Earlier this year, the usernames and passwords for more than 8,000 internet of things devices were posted online so hackers could easily access them. The security breach was a perfect illustration of the IoT’s security problems: Of the 8,000+ username and password combinations, only 142 were unique. Even more stunning, about half of all usernames and passwords used the same obvious combination: admin/admin.

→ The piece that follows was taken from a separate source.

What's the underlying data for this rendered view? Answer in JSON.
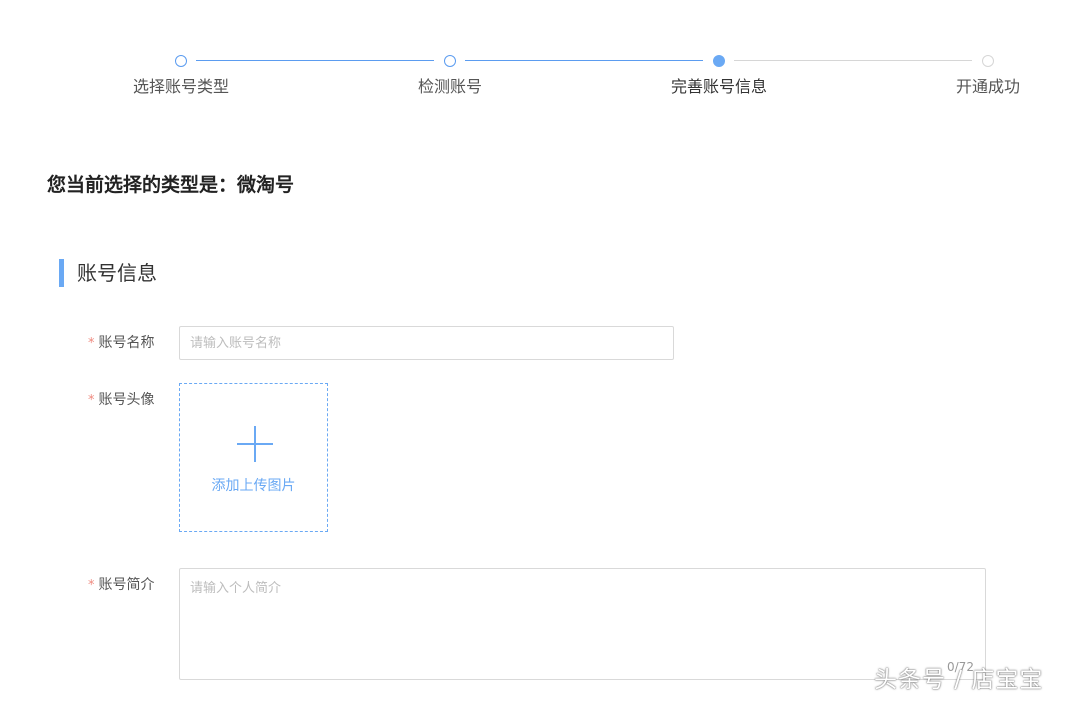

Internet-enabled devices like routers, security cameras, and even smart fridges have become one of the primary modes of denial-of-service attacks, in which groups of malware-infected computers overwhelm a target server, bombarding it with more requests than it can handle. Lists like this one helped hackers find enough devices to create such an attack. According to Ars Technica, the list (which has since been taken down) contained about 33,000 combinations on it, corresponding to about 8,200 individual IP addresses (it included redundancies as well as multiple username-password combinations for some devices). Ars says that some combos indicate the device had already been hacked (apparently the combo “mother/fucker” is a tell-tale sign), sometimes even several times.
Schwab’s visualization drives home the severity of the problem. Most of the top 10 most-used passwords on the list were simply the factory settings–people hadn’t bothered to change the names and passwords on their devices, straight out of the box.. Hackers have likely already enlisted those devices into botnet armies. Of the 8,200 IP addresses, about 1,700 could be accessed using the listed username and password.
So please: Before you plug in that new smart light, change the username and password to something a bit more complicated than admin/admin.